WHAT NEEDS TO BE DONE ▸
Print the records below exactly as they appear.

### SOURCE RECORDS

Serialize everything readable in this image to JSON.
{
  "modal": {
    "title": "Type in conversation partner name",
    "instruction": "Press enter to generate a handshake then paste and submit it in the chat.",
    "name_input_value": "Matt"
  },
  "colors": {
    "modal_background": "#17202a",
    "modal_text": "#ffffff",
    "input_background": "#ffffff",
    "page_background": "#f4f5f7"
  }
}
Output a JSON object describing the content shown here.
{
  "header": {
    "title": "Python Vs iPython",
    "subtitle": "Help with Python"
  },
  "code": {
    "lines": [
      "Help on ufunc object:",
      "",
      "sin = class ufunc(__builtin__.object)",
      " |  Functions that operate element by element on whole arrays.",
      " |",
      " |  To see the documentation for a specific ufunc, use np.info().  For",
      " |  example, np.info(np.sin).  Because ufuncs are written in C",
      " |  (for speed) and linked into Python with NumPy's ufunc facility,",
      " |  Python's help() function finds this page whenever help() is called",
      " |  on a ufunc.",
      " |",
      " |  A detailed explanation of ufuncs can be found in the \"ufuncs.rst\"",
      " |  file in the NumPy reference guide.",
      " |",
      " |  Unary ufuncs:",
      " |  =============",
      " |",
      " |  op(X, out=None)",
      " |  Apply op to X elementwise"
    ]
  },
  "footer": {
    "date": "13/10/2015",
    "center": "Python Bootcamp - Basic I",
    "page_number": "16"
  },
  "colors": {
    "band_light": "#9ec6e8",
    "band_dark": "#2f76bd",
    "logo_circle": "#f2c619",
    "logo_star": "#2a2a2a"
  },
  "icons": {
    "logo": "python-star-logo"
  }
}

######

RESULT OF THE TASK ▸
Serialize everything readable in this image to JSON.
{
  "modal": {
    "title": "Type in conversation partner name",
    "instruction": "Press enter to generate a handshake then paste and submit it in the chat.",
    "name_input_value": "Matt"
  },
  "colors": {
    "modal_background": "#17202a",
    "modal_text": "#ffffff",
    "input_background": "#ffffff",
    "page_background": "#f4f5f7"
  }
}
Output a JSON object describing the content shown here.
{
  "header": {
    "title": "Python Vs iPython",
    "subtitle": "Help with Python"
  },
  "code": {
    "lines": [
      "Help on ufunc object:",
      "",
      "sin = class ufunc(__builtin__.object)",
      " |  Functions that operate element by element on whole arrays.",
      " |",
      " |  To see the documentation for a specific ufunc, use np.info().  For",
      " |  example, np.info(np.sin).  Because ufuncs are written in C",
      " |  (for speed) and linked into Python with NumPy's ufunc facility,",
      " |  Python's help() function finds this page whenever help() is called",
      " |  on a ufunc.",
      " |",
      " |  A detailed explanation of ufuncs can be found in the \"ufuncs.rst\"",
      " |  file in the NumPy reference guide.",
      " |",
      " |  Unary ufuncs:",
      " |  =============",
      " |",
      " |  op(X, out=None)",
      " |  Apply op to X elementwise"
    ]
  },
  "footer": {
    "date": "13/10/2015",
    "center": "Python Bootcamp - Basic I",
    "page_number": "16"
  },
  "colors": {
    "band_light": "#9ec6e8",
    "band_dark": "#2f76bd",
    "logo_circle": "#f2c619",
    "logo_star": "#2a2a2a"
  },
  "icons": {
    "logo": "python-star-logo"
  }
}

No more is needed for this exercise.